__PROVIDED DATA__
*** Begin section ***
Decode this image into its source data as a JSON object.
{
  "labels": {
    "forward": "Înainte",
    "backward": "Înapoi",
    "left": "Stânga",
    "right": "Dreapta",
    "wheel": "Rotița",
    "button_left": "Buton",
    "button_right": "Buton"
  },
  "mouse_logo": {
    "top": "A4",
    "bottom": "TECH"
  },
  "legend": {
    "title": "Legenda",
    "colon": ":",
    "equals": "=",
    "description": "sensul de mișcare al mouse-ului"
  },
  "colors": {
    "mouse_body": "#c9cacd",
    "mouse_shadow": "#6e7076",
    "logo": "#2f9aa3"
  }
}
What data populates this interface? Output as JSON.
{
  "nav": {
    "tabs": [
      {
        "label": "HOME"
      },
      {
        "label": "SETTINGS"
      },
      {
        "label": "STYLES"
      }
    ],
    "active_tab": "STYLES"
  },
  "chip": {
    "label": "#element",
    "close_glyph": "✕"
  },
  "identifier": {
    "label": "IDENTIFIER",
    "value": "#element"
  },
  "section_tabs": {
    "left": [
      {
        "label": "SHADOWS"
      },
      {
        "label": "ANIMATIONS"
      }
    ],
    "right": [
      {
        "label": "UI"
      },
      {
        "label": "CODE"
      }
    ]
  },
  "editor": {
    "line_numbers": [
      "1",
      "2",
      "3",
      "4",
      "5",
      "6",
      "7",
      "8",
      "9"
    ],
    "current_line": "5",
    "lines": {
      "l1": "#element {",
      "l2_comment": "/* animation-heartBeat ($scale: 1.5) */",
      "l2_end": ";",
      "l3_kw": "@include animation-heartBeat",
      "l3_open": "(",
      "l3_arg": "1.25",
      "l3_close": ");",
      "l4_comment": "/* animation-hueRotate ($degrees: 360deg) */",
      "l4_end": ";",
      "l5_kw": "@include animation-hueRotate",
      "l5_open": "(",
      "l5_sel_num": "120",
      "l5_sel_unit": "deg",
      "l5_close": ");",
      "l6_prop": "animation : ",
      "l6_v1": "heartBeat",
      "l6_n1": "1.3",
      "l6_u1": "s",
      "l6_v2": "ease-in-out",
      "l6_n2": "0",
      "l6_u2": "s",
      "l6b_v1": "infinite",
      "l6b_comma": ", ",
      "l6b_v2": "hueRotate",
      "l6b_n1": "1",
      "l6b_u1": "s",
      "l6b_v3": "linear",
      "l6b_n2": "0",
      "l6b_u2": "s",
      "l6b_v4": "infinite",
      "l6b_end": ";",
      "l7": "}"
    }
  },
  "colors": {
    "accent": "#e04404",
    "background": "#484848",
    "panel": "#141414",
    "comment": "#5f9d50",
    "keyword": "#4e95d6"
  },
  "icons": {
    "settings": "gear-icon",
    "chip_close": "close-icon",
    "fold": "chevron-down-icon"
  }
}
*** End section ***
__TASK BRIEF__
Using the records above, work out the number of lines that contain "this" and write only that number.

__COMPLETED EXERCISE__
2